I have started porting across Linux's random number generator because its both publicly scrutinized, it is open-source, and is extremely well documented. After browsing around other implementations before settling on Linux's RNG, most of the other implementations like the Mersenne Twister and other PRNGs all use single byte seed values as their single source of entropy and to add more entropy you simply XOR the seed value with your "stream of entropy". Linux's RNG however uses a pool of entropy which consists of, as it sounds, a larger array of "seed" values in which all are considered to have a high amount of entropy. To add entropy, you simply XOR the entropy into the pool and mix it around with a few polynomials and hash it all to hide the internal state.
What I want to know is what are the benefits of using an entropy pool over a single byte seed value? It also sparks the question, considering Linux's RNG is used almost globally across the entire kernel and by every application requiring random data, is the "seed" or entropy source dependent on its use case? If only one application will be using the RNG at a time, is a single byte seed just as secure as a larger pool of entropy?
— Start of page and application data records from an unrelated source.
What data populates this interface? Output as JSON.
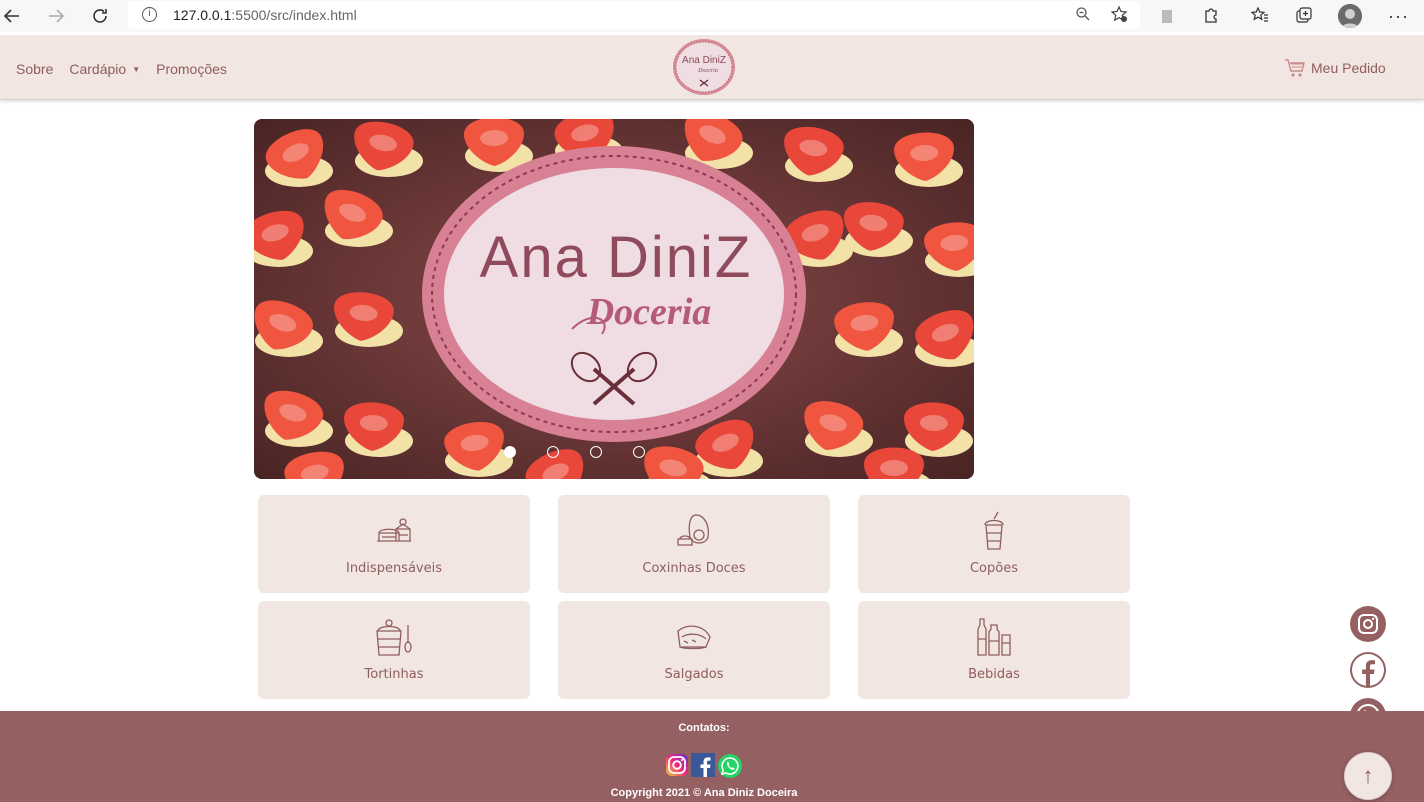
{
  "browser": {
    "url_host": "127.0.0.1",
    "url_rest": ":5500/src/index.html"
  },
  "header": {
    "nav": [
      {
        "label": "Sobre"
      },
      {
        "label": "Cardápio"
      },
      {
        "label": "Promoções"
      }
    ],
    "logo_text_1": "Ana DiniZ",
    "logo_text_2": "Doceria",
    "cart_label": "Meu Pedido"
  },
  "carousel": {
    "logo_title": "Ana DiniZ",
    "logo_subtitle": "Doceria",
    "slide_count": 4,
    "active_slide": 1
  },
  "categories": [
    {
      "label": "Indispensáveis",
      "icon": "cake-slice-icon"
    },
    {
      "label": "Coxinhas Doces",
      "icon": "avocado-dessert-icon"
    },
    {
      "label": "Copões",
      "icon": "milkshake-cup-icon"
    },
    {
      "label": "Tortinhas",
      "icon": "dessert-cup-icon"
    },
    {
      "label": "Salgados",
      "icon": "pie-slice-icon"
    },
    {
      "label": "Bebidas",
      "icon": "bottles-icon"
    }
  ],
  "footer": {
    "contacts_label": "Contatos:",
    "copyright": "Copyright 2021 © Ana Diniz Doceira"
  },
  "colors": {
    "brand": "#946062",
    "header_bg": "#f2e6e2",
    "text_accent": "#8f5e5c"
  }
}
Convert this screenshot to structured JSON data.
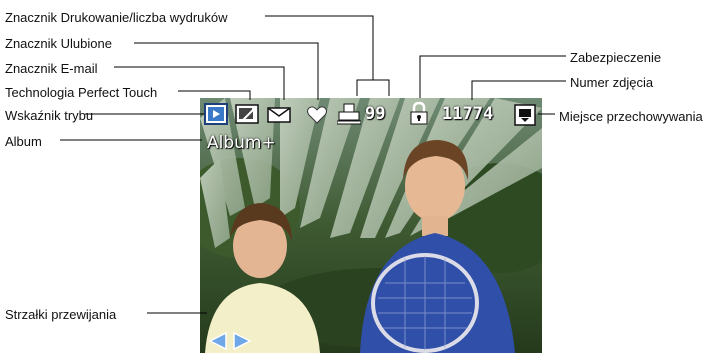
{
  "labels": {
    "printing": "Znacznik Drukowanie/liczba wydruków",
    "favorite": "Znacznik Ulubione",
    "email": "Znacznik E-mail",
    "perfect_touch": "Technologia Perfect Touch",
    "mode": "Wskaźnik trybu",
    "album": "Album",
    "scroll": "Strzałki przewijania",
    "protect": "Zabezpieczenie",
    "picture_number": "Numer zdjęcia",
    "storage": "Miejsce przechowywania"
  },
  "screen": {
    "print_count": "99",
    "picture_number": "11774",
    "album_name": "Album+"
  },
  "icons": {
    "mode": "review-mode-icon",
    "perfect_touch": "perfect-touch-icon",
    "email": "email-envelope-icon",
    "favorite": "heart-icon",
    "print": "printer-icon",
    "protect": "padlock-icon",
    "storage": "memory-card-icon",
    "scroll_left": "left-arrow-icon",
    "scroll_right": "right-arrow-icon"
  },
  "colors": {
    "scroll_arrow": "#6fa8e8",
    "mode_icon": "#3a78c8",
    "overlay_icon": "#ffffff"
  }
}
Is the only reason Linux uses an entropy pool is to not give away any hints on internal seed state if other applications pull random data from it?
I guess what I'm trying to ask is what are the benefits of using a single byte seed value over an entropy pool, and is an entropy pool relevant for single user RNGs where only a single, trusted user uses the RNG?